       These can be prevented by using GSS-API authentication and encryption. Be  sure  to  think
       about syslog network security before enabling it.


       When  debugging  is turned on using the -d option, rsyslogd produces debugging information
       according to the RSYSLOG_DEBUG environment variable and the signals received. When run  in
       foreground,  the  information  is  written  to  stdout.  An  additional output file can be
       specified using the RSYSLOG_DEBUGLOG environment variable.


              Configuration file for rsyslogd.  See rsyslog.conf(5) for exact information.
              The Unix domain socket to from where local syslog messages are read.
              The file containing the process id of rsyslogd.
              Default directory for rsyslogd modules. The prefix is specified during  compilation
              (e.g. /usr/local).


              Controls  runtime  debug  support.  It contains an option string with the following
              options possible (all are case insensitive):

              Debug  Turns on debugging and prevents forking. This is processed  earlier  in  the
                     startup  than  command  line  options  (i.e. -d) and as such enables earlier
                     debugging output. Mutually exclusive with DebugOnDemand.
                     Enables debugging but turns off debug output. The output can be  toggled  by
                     sending SIGUSR1. Mutually exclusive with Debug.
                     Print out the logical flow of functions (entering and exiting them)
                     Specifies  which  files  to  trace  LogFuncFlow. If not set (the default), a
                     LogFuncFlow trace is provided for all files. Set to limit it  to  the  files
                     specified.FileTrace  may  be  specified  multiple times, one file each (e.g.
                     export RSYSLOG_DEBUG="LogFuncFlow FileTrace=vm.c FileTrace=expr.c"
                     Print the content of the debug function database whenever debug  information
                     is printed (e.g. abort case)!
                     Print all debug information immediately before rsyslogd exits (currently not
                     Print mutex action as it happens. Useful for finding deadlocks and such.
                     Do not prefix log lines with a timestamp (default is to do that).
                     Do not emit debug messages to stdout. If RSYSLOG_DEBUGLOG is not  set,  this
                     means no messages will be displayed at all.
              Help   Display  a very short list of commands - hopefully a life saver if you can't
                     access the documentation...

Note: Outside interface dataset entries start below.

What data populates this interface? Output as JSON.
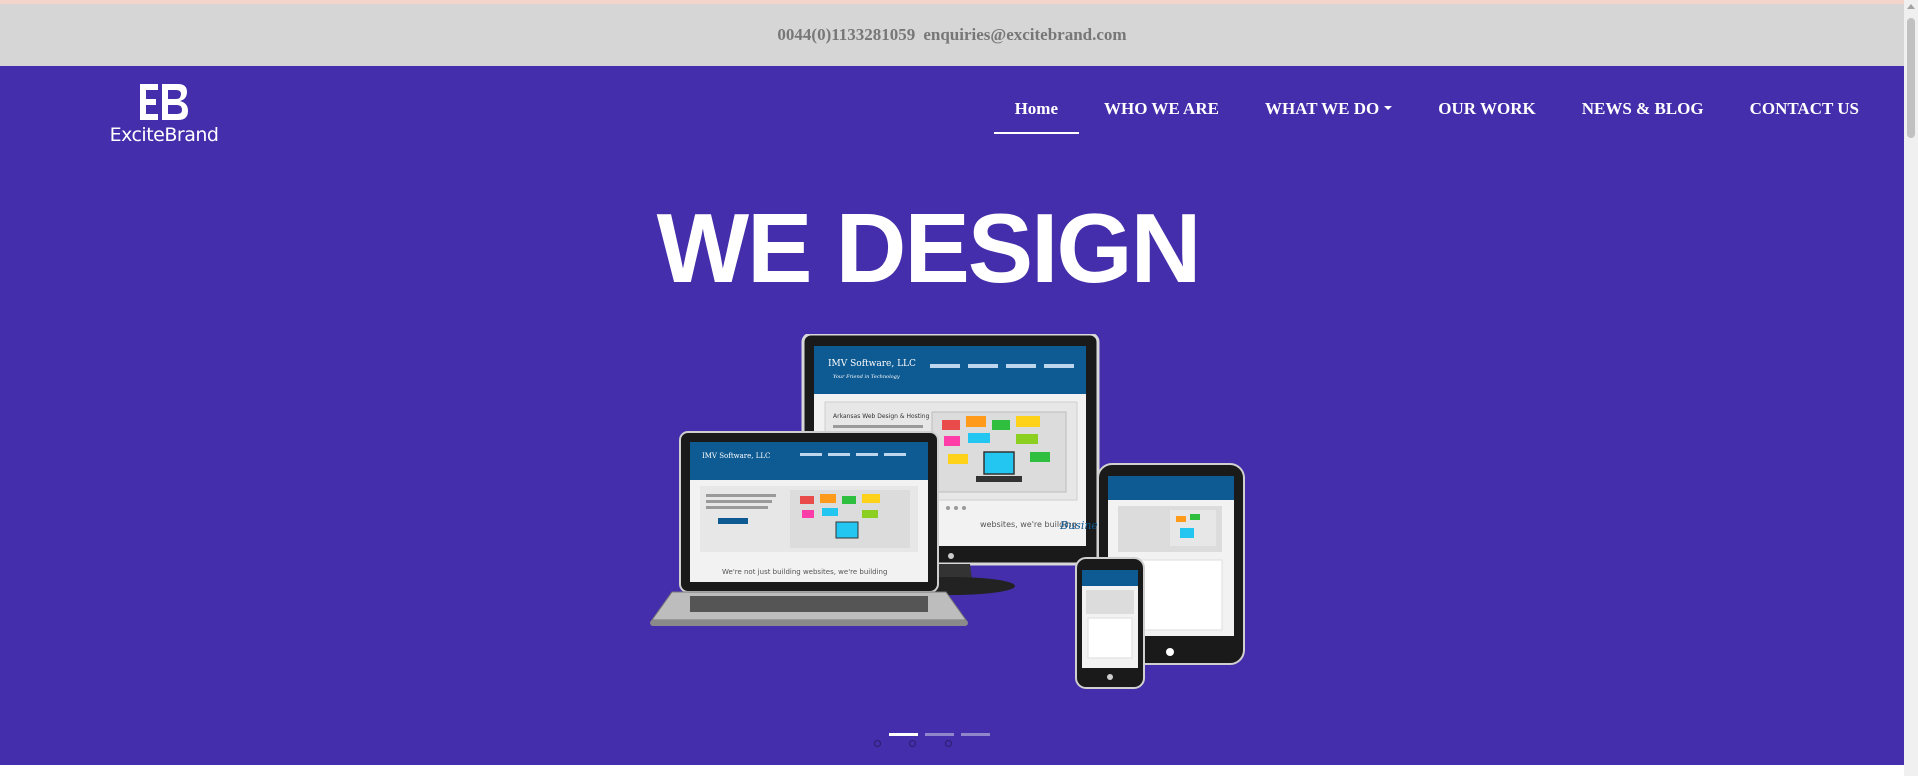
{
  "topbar": {
    "phone": "0044(0)1133281059",
    "email": "enquiries@excitebrand.com"
  },
  "logo": {
    "mark_icon": "eb-monogram-icon",
    "wordmark": "ExciteBrand"
  },
  "nav": {
    "items": [
      {
        "label": "Home",
        "active": true
      },
      {
        "label": "WHO WE ARE"
      },
      {
        "label": "WHAT WE DO",
        "dropdown": true
      },
      {
        "label": "OUR WORK"
      },
      {
        "label": "NEWS & BLOG"
      },
      {
        "label": "CONTACT US"
      }
    ]
  },
  "hero": {
    "headline": "WE DESIGN",
    "image_icon": "responsive-devices-illustration",
    "mockup": {
      "company": "IMV Software, LLC",
      "tagline": "Your Friend in Technology",
      "heading": "Arkansas Web Design & Hosting",
      "button": "LEARN MORE",
      "slogan": "We're not just building websites, we're building",
      "script": "Businesses"
    },
    "slides": {
      "count": 3,
      "active": 0
    }
  },
  "colors": {
    "hero_bg": "#442eab",
    "topbar_bg": "#d6d6d6",
    "topbar_text": "#777777",
    "nav_text": "#ffffff"
  }
}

              If set, writes (almost) all debug message to the specified log file in addition  to
              Provides the default directory in which loadable modules reside.

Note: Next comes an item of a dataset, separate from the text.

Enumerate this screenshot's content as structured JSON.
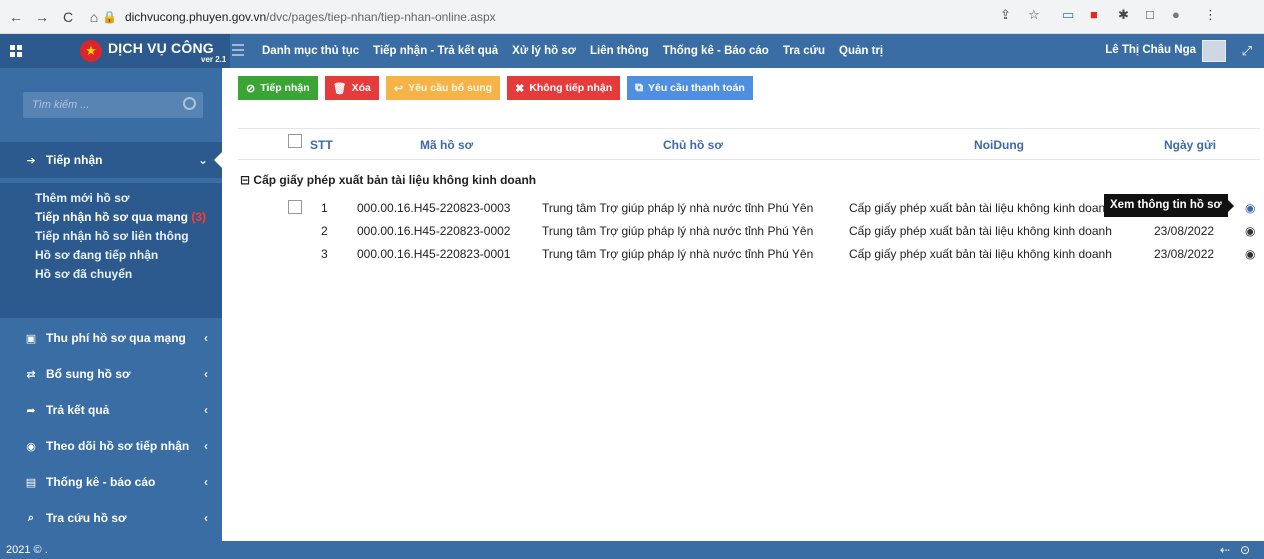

       Please review the file BUGS for up-to-date information on known bugs and annoyances.

Further Information

       Please  visit  for  additional  information, tutorials and a
       support forum.


       rsyslog.conf(5), logger(1), syslog(2), syslog(3), services(5), savelog(8)


       rsyslogd is derived from sysklogd sources, which in turn was taken from the  BSD  sources.
       Special   thanks   to   Greg   Wettstein   (   and  Martin  Schulze
       ( for the fine sysklogd package.

       Rainer Gerhards
       Adiscon GmbH
       Grossrinderfeld, Germany